Some new features are taken straight from the Visual Studio product. With Tabs, for instance, open files appear in a list of tabs along the top of the editor and can be reorganized by simply dragging and dropping. Users of Visual Studio and many other IDEs will find it a more familiar interface paradigm than the list of working files that showed up in the Explorer column to the right.
That working files list, by the way, has also changed; it's been replaced with an Open editors view that shows editors grouped in "stacks." Three stacks -- left, right, and center -- can be open at any one time, each with its own tabs and controls for managing items en masse (save all, close all, and so on). It's a fairly dramatic change from previous versions of Code, so Microsoft has provided options to switch back to the old behaviors should people prefer.
Other improvements amount to controlled UI/UX experiments. Preview editors, for instance, let you see the contents of a file without actually opening it. Single-clicking a file name in Code's Explorer pops open a tab that shows the contents of the file; subsequent single clicks on other files reuse the same tab for file previews. If you start editing the file in place, the tab turns into a full-blown editor tab. It's a good way to reduce the amount of tab clutter that often accumulates during a busy session.
Some improvements don't change or rethink what was already there so much as polish it. Visual Studio Code has already accumulated an impressive gallery of third-party extensions for popular programming languages and syntaxes, but figuring out what was already installed or needed revising was no simple matter. A revised extension manager for Code streamlines the process of adding, changing, or updating extensions; it's much easier to read and sort through as well.
Finally, Microsoft hasn't forgotten to include features that people actually requested. There's now a powerful global search and replace tool -- which most IDEs need. Changes can be previewed, applied selectively, and examined with the built-in Diff tool. It's likely that Code's origins as a one-file-at-a-time editor, rather than a project-oriented IDE, are the reason global search and replace weren't there originally. But it's impossible to ignore that Code is used now as much for working with multiple files in a project as for one-off editing.
Microsoft would have made a profound mistake if it had tried to gradually transform Visual Studio Code into a recapitulation of Visual Studio. A lot of what's in Visual Studio is also worth having in Visual Studio Code, and so far Microsoft has been judicious about adding pieces that would be welcome.
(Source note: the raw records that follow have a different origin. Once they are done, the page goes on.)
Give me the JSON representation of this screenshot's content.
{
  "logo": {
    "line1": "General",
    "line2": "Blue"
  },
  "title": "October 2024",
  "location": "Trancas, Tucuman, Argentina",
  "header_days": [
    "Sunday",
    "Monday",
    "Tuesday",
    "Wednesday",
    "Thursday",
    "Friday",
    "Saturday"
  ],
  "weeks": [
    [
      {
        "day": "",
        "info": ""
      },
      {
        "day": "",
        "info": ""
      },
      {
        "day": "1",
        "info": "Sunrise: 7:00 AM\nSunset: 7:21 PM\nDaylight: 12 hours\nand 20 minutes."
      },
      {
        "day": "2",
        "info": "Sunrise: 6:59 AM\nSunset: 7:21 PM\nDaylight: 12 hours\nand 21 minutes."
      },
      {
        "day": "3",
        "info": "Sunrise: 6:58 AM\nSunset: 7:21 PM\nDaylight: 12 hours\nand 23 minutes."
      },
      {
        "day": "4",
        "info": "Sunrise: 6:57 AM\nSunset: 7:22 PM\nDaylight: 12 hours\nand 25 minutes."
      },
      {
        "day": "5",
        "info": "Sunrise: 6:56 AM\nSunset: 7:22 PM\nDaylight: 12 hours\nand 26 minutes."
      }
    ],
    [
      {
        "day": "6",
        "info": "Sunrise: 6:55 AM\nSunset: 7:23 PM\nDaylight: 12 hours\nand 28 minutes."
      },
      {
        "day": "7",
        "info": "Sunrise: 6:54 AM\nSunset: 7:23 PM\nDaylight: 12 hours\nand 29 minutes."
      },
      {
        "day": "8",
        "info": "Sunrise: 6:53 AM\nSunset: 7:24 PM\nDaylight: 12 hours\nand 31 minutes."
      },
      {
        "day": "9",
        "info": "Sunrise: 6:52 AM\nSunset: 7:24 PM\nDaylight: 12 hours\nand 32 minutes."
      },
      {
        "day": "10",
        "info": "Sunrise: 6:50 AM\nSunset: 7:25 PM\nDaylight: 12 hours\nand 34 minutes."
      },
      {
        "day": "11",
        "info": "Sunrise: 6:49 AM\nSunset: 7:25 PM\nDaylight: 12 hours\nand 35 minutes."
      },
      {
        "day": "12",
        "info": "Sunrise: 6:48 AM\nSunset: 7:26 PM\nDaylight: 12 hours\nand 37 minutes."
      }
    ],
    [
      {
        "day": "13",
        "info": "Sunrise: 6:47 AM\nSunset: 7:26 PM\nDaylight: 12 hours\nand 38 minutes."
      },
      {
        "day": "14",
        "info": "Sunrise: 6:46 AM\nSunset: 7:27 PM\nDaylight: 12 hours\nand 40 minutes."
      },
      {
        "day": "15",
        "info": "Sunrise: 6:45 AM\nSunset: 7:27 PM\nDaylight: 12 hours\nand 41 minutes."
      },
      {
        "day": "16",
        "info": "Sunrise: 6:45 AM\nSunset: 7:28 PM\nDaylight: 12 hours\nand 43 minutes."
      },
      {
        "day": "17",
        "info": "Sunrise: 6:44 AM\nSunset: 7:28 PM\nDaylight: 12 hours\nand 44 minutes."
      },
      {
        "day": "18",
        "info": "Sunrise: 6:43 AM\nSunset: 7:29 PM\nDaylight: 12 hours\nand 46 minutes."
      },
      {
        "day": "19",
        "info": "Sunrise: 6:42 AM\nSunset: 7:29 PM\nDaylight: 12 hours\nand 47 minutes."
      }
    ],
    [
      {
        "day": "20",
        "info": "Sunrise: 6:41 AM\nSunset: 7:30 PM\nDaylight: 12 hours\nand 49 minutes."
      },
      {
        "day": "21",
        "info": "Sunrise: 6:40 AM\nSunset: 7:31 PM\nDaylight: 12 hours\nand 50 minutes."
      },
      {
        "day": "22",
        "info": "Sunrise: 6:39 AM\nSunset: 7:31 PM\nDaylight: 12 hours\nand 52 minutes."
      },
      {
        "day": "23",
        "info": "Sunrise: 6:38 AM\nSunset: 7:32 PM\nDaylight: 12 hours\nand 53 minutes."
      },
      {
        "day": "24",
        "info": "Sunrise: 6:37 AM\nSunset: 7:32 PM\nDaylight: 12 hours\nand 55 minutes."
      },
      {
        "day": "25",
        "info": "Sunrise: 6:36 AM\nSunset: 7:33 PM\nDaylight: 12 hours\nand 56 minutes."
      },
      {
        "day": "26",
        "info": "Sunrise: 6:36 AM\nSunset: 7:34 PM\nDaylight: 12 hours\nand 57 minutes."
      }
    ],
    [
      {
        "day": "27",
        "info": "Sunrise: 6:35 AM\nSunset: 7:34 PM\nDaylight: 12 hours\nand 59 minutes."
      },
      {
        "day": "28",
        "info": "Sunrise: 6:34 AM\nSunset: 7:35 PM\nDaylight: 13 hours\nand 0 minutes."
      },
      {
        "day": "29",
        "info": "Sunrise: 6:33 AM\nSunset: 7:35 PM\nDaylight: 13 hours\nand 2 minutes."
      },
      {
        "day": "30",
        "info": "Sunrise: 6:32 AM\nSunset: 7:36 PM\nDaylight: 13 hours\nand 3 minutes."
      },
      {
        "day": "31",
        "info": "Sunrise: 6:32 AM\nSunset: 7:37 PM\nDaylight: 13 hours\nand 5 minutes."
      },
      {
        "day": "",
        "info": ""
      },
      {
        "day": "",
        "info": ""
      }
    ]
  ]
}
But the real value of Code is that it provides a playground for building a developer's environment that doesn't necessarily owe anything to the existing Microsoft toolset.